Bees and Beyond: Informative Interview with Stephen Burney from Hudson Hives
We visited the amazing beekeeper and intelligent resource, Stephen Burney, at his hives to conduct an interview. We're sure you'll learn something new!
Girl Scout Troop 72814: Why did you decide to start an apiary?
Stephen Burney: I always wanted to have bees. My uncle and cousins in Ireland- well, mainly my cousins- they had hives. That planted the seed. Had I known then what I know now, I would have started 20 years ago. I was concerned where I previously lived- it was kind of like the downtown Hudson area, the houses are very close together- and I wasn't knowledgeable of bees and what they do. I was very reluctant until I moved here and there's more open space to have a hive. That is totally wrong. You can be very dense. Cities have hives on their rooftops. There is a zen quality. I would be a farmer if I could pay the mortgage with it. It all ties back to Ireland and doing it as a kid, and helping out in my family's farm- my uncle's farm. At that time (I was probably your age) I hated it. But that type of work- it's fun work. It's good honest work. It's not sitting behind a desk with a computer in an office on a nice, beautiful day- you're outside. I like the whole harvesting aspect of it. I like to watch the bees. It's a lot of work to have beehives. I give up my weekends, I give up my Springs, and I give up my Falls. But what you saw today- when you come out and you get 150 pounds of honey from one hive- keep in mind, 40 hives, that's a lot of honey. It's nice. And I know where it comes from. I know how I treated my hive. There's no adulterated, watered down corn syrup in my honey. It is exactly how it came from the hive in that bottle, so I really like that. That's what I like about it.
GST: What are the biggest threats to bees today?
SB: Pesticides definitely are a problem for bees. It affects their neurological systems with its accumulative effect. So pesticides may not hurt this hive, but the generations to follow could have issues from the pesticides. But in my opinion, the number one problem for hives in losing hives and the collapse of hives is the varroa mite. It's like a tick on a dog. If you don't treat for mites, you won't have hives next year. And there's a debate among beekeepers: let nature take care of it, but commercial guys say they'll be out of business. There's different ways to treat for the mite. Formic acid is the one we use. It's a mite quick strip that you put in the hive during certain temperature ranges. It's like putting an apple in a brown paper bag, letting it rot, and then opening the bag. That smell is formic acid. It's not 100% foolproof for the bee. Bees could die. But the long-term benefit outweighs the short-term loss. The mite was imported from China to the U. S. about 20 years ago. New Zealand was finally the last place it spread to. Now everywhere in the world has varroa mites. And there's all debates: Let nature handle it, don't let the pharmaceutical bee companies intrude, you'll have to buy medicine every year. But I've found if you don't treat for mites you won't have bees next year. And they're very aggressive. They'll jump on and infect the neighboring hive. If your neighbor doesn't treat, it's a mite-bomb waiting to go off. I'd say that's the number one issue for bees.

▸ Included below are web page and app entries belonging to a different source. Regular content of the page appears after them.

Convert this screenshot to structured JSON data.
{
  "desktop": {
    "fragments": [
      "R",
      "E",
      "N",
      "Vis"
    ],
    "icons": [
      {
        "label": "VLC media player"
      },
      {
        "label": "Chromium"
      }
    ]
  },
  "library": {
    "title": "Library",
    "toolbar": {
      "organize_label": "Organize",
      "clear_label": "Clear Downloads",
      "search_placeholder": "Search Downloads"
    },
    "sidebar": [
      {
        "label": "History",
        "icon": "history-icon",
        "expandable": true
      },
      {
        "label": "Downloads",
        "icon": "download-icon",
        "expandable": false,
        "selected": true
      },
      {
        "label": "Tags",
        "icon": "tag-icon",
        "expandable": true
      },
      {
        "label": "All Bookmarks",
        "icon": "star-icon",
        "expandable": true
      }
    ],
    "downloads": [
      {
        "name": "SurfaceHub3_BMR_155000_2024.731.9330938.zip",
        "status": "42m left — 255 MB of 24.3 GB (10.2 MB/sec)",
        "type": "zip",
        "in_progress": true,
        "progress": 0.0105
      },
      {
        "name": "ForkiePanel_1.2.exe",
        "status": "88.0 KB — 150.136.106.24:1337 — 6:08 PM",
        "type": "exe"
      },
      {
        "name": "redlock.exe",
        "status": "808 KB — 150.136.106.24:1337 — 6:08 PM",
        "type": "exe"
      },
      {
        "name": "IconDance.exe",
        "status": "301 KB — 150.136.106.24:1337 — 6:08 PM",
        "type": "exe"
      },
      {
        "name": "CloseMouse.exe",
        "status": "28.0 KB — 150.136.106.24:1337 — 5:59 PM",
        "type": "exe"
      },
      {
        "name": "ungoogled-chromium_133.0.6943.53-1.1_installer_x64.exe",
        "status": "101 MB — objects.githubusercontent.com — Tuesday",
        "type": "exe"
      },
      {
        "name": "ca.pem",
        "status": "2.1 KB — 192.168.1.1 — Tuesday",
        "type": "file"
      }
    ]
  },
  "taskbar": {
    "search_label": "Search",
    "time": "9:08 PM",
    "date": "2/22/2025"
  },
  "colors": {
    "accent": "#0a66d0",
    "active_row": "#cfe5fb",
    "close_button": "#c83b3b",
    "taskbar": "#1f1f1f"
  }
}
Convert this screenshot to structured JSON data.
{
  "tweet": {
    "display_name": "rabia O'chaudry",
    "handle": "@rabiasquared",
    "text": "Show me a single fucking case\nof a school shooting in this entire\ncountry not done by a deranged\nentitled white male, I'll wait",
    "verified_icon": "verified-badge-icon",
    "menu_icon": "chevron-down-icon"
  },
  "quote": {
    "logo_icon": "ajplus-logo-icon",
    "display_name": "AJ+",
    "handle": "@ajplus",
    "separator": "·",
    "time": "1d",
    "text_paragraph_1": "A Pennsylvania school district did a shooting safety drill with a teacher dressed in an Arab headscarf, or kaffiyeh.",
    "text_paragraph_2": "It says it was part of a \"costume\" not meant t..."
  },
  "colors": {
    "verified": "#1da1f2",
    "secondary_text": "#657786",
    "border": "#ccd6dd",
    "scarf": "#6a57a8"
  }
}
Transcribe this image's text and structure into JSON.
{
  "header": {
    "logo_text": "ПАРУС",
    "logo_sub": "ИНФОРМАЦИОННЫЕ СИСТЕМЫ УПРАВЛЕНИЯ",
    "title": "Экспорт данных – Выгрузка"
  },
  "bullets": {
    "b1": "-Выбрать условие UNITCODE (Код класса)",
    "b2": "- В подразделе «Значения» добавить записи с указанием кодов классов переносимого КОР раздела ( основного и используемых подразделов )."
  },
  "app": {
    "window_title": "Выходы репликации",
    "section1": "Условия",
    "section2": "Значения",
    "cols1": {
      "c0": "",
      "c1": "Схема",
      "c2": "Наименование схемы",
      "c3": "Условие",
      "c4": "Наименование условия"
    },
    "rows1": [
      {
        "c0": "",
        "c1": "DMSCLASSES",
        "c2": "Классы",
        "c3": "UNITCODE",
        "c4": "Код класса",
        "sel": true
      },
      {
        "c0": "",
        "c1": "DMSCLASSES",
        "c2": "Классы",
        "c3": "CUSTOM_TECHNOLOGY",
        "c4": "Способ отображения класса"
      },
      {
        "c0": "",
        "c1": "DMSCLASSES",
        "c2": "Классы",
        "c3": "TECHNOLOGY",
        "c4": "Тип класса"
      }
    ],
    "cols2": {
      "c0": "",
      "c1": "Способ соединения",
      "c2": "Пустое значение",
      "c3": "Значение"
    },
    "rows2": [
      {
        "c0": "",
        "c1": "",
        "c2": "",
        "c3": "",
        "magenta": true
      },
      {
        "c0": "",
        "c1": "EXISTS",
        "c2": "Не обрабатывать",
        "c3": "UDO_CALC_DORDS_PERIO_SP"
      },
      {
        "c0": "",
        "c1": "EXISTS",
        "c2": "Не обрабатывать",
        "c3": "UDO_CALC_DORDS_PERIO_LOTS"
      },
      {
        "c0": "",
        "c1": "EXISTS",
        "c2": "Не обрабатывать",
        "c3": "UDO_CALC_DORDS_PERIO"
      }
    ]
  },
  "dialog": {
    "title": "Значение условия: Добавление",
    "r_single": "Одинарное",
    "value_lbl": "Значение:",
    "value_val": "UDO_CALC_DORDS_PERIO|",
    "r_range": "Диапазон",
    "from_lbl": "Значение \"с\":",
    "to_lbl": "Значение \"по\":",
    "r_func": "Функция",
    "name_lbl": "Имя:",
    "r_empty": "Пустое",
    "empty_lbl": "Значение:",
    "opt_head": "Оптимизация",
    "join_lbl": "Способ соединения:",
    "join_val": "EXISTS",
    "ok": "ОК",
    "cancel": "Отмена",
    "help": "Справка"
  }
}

GST: What are some steps you can take to help bees at home!
SB: In the summertime, you can have an area in your yard with wet ground. It's bad for mosquitoes, but it helps bees. They go to people's pools and then they fall in and drown. But if you have a wet area on the ground- even under a dripping hose- when it's really dry and there's no natural water, that's a step someone could take to help out bees. Oh, and the best thing? Become a beekeeper!
GST: What flower species do you recommend?
SB: I recommend letting your oregano, mint and other plants go to bolt. That's a good food source for bees. I also recommend catmint (catnip), salvia, butterfly bush, and alium.
Stephen Burney also recommended letting dandelions and clover grow on your lawn for the forage and nourishment of bees, mowing your lawn every two weeks instead of every week, not using chemical sprays including pesticides and herbicides, and making a bee bath. To make a good bee bath, use water mixed with dirt and float cork or wood chips on top. Burney noted that bees like dirty water more than plain water because it gives them additional nutrients. Many thanks to Mr. Burney for his wonderful interview, and we heartily recommend his delicious honey!